CloudCXOsNewsSecurity

Google Acquires Cybersecurity Firm Mandiant For $5.4 Billion

0

Mandiant, the threat intelligence and incident response firm, has entered into a definitive agreement to be acquired by Google in an all-cash transaction. Google has agreed to pay $23 per share, valuing the deal at about $5.4 billion. Following the acquisition, Mandiant will become part of Google Cloud to advance its security offerings delivering an end-to-end security operations suite and advisory services.

It is thought that Google’s move to boost its security capabilities will enable it to better compete with rivals AWS and Microsoft Azure.

It was understood that Mandiant had asked interested suitors to tender their bids before the end of February. The Information reported March 7 that Google was in talks to acquire Mandiant in a multibillion-dollar deal. It was also reported that Microsoft had also made an offer to buy the company in February. According to The Information, it was thought Google would be the most likely to get an offer, given that Microsoft already dominates the security software market.

Following yesterday’s report on Google’s offer, Mandiant’s stock prices rose by more than 16% to $22.49 per share, its highest level since June 2021 and the company was estimated to be worth $5.26 billion. Mandiant’s growth has partially been attributed to the sale of FireEye, its network, endpoint and email security business, which was sold to Symphony Technology Group in October last year for $1.2 billion.

Google is keen to grow its security business having bought venture-backed cybersecurity startup, Siemplify, for its breach prevention capabilities in January. The deal was reported to be worth $500 million. Google has said plans to integrate the technology with the product portfolio of its Chronicle cybersecurity unit. It is thought that if Google cannot seriously bolster its security capabilities it will have to let Microsoft handle security for its cloud.

Don't miss out great stories, subscribe to our newsletter.
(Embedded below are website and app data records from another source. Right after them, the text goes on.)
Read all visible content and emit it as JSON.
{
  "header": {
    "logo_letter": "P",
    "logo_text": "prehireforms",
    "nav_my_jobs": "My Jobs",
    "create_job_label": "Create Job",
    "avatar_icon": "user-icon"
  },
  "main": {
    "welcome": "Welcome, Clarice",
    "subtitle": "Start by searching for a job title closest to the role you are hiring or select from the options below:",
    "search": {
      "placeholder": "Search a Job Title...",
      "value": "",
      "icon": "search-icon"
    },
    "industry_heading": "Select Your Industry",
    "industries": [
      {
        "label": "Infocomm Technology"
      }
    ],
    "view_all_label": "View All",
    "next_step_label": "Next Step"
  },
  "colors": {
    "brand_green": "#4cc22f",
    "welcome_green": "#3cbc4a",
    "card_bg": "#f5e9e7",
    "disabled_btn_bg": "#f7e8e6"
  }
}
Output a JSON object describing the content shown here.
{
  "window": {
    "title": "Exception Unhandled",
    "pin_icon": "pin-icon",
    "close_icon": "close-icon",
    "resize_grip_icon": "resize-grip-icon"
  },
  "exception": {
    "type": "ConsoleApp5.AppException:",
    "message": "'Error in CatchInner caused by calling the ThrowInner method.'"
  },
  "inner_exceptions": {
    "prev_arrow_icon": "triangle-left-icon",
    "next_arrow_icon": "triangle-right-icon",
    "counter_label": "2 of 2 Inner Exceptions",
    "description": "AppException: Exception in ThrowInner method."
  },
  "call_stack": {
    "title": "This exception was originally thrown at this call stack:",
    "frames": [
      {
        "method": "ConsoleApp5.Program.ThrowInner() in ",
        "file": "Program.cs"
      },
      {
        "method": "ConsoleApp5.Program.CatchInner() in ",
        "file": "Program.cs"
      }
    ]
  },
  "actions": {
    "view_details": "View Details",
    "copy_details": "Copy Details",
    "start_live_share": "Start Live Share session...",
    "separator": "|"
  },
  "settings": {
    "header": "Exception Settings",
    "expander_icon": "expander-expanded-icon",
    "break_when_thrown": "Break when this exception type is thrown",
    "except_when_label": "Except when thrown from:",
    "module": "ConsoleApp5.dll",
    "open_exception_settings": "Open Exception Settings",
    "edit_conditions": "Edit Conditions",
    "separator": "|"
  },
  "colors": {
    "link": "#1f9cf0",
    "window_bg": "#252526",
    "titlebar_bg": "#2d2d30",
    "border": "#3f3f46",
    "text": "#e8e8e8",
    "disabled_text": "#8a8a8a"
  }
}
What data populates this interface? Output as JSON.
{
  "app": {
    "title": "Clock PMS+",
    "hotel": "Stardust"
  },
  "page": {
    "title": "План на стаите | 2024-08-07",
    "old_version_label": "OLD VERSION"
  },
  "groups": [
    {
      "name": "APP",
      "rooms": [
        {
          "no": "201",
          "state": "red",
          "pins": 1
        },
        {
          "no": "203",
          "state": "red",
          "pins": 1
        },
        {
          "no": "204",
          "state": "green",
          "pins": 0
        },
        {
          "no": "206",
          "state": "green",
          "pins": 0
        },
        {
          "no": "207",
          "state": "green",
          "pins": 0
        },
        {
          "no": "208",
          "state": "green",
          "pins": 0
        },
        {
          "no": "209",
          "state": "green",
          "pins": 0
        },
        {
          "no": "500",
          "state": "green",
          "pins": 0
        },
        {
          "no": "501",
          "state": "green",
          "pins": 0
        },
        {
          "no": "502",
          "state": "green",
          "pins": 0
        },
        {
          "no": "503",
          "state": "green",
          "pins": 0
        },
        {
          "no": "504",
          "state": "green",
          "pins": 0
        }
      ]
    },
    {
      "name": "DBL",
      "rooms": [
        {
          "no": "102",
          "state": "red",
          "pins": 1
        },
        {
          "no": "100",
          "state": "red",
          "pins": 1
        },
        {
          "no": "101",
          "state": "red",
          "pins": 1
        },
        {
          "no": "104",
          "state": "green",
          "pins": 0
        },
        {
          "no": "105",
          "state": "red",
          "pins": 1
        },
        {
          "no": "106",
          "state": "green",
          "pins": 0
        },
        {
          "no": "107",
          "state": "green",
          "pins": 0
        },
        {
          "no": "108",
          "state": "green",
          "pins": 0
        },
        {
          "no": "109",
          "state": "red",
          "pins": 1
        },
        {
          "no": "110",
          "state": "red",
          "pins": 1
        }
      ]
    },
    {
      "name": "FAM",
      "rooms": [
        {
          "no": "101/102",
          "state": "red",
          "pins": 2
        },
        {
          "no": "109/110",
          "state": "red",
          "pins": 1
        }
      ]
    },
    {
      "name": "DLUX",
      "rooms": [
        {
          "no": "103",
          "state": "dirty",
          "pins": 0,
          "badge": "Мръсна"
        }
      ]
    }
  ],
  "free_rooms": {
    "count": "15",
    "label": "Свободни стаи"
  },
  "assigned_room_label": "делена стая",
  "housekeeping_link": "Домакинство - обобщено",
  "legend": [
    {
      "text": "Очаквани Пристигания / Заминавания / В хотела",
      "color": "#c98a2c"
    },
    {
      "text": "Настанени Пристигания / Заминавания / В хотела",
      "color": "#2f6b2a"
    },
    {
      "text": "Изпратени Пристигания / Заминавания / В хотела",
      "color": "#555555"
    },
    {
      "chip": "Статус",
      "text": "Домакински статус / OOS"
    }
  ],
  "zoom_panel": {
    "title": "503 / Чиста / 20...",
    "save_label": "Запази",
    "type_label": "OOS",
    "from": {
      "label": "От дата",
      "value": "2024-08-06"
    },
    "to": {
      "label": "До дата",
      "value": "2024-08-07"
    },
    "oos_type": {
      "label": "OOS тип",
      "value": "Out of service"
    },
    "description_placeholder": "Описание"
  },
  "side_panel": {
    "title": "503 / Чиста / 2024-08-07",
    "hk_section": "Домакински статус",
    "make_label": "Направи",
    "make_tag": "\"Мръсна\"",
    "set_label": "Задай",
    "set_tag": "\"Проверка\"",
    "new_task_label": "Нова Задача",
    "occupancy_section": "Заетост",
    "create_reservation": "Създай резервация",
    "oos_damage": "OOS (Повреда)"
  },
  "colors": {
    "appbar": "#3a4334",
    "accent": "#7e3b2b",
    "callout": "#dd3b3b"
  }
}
‘Dirty Pipe’ Linux Vulnerability Allows Overwriting Data In Arbitrary Read-Only Files

Previous article

Palo Alto Networks Helps Companies Combat Software Supply Chain Threats

Next article
Login/Sign up